Ricks. Small dower house in which Mrs. Gereth is to live after her son’s marriage. It has been furnished in bad taste by a distant maiden aunt of the Gereths–and Mrs. Gereth cannot stand it. It has, for example, a “stiff flap of green baize” that Mrs. Gereth, moving there from Poynton, has not yet found time to remove. It has such things as a plastered portico, which Poynton would never have. However, when Mrs. Gereth fills her new home with almost all of the furnishings from Poynton, both she and Fleda admit that the house is transformed. Nevertheless, it is now overcrowded and in the end hardly the place for the “spoils,” for they do not really fit. They need their own setting.
Mr. Vetch’s house. Home in which Fleda lives with her father. The place jars her.

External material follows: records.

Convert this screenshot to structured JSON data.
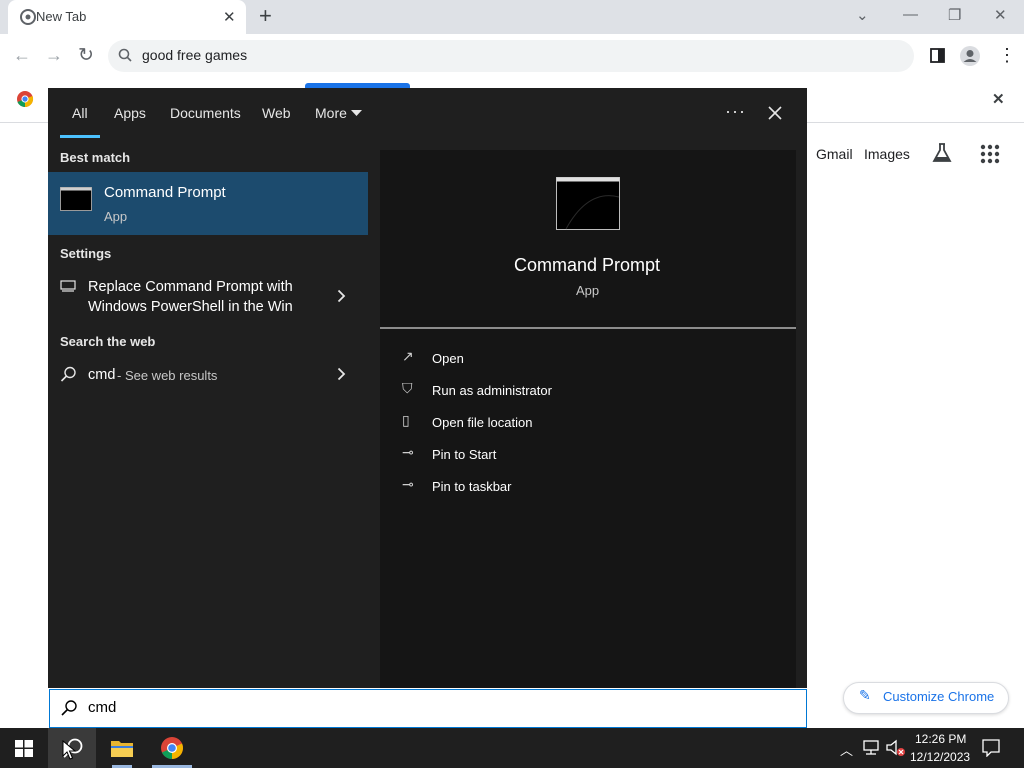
{
  "browser": {
    "tab_title": "New Tab",
    "omnibox_text": "good free games",
    "links": {
      "gmail": "Gmail",
      "images": "Images"
    },
    "customize_label": "Customize Chrome"
  },
  "start_panel": {
    "tabs": [
      "All",
      "Apps",
      "Documents",
      "Web",
      "More"
    ],
    "best_match": {
      "heading": "Best match",
      "title": "Command Prompt",
      "subtitle": "App"
    },
    "settings": {
      "heading": "Settings",
      "line1": "Replace Command Prompt with",
      "line2": "Windows PowerShell in the Win"
    },
    "web": {
      "heading": "Search the web",
      "query": "cmd",
      "suffix": " - See web results"
    },
    "preview": {
      "title": "Command Prompt",
      "subtitle": "App"
    },
    "actions": [
      "Open",
      "Run as administrator",
      "Open file location",
      "Pin to Start",
      "Pin to taskbar"
    ],
    "search_value": "cmd",
    "more_dots": "···"
  },
  "taskbar": {
    "time": "12:26 PM",
    "date": "12/12/2023"
  },
  "colors": {
    "accent": "#0078d4",
    "highlight": "#1c4b6e",
    "chrome_link": "#1a73e8"
  }
}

Her father is a collector of odd, tasteless things, and his house becomes a storage place for these “treasures,” including old calendars, handbooks, penwipers, and ashtrays. It is unlike Waterbath in being unfashionable, but it is nevertheless ugly.
Maggie’s house. Home of the impoverished Maggie and her husband. Their house is obviously small and cluttered and hardly in a fashionable place, with “local puddles,” among smelly cottages and “smellier shops,” and Fleda notes its soiled tablecloth. There is no taste here because good taste is financially out of reach. At best, Fleda’s future, if it were not for Mrs. Gereth, would be at best a similar place and so her sacrifice of Poynton is all the more shocking and yet admirable.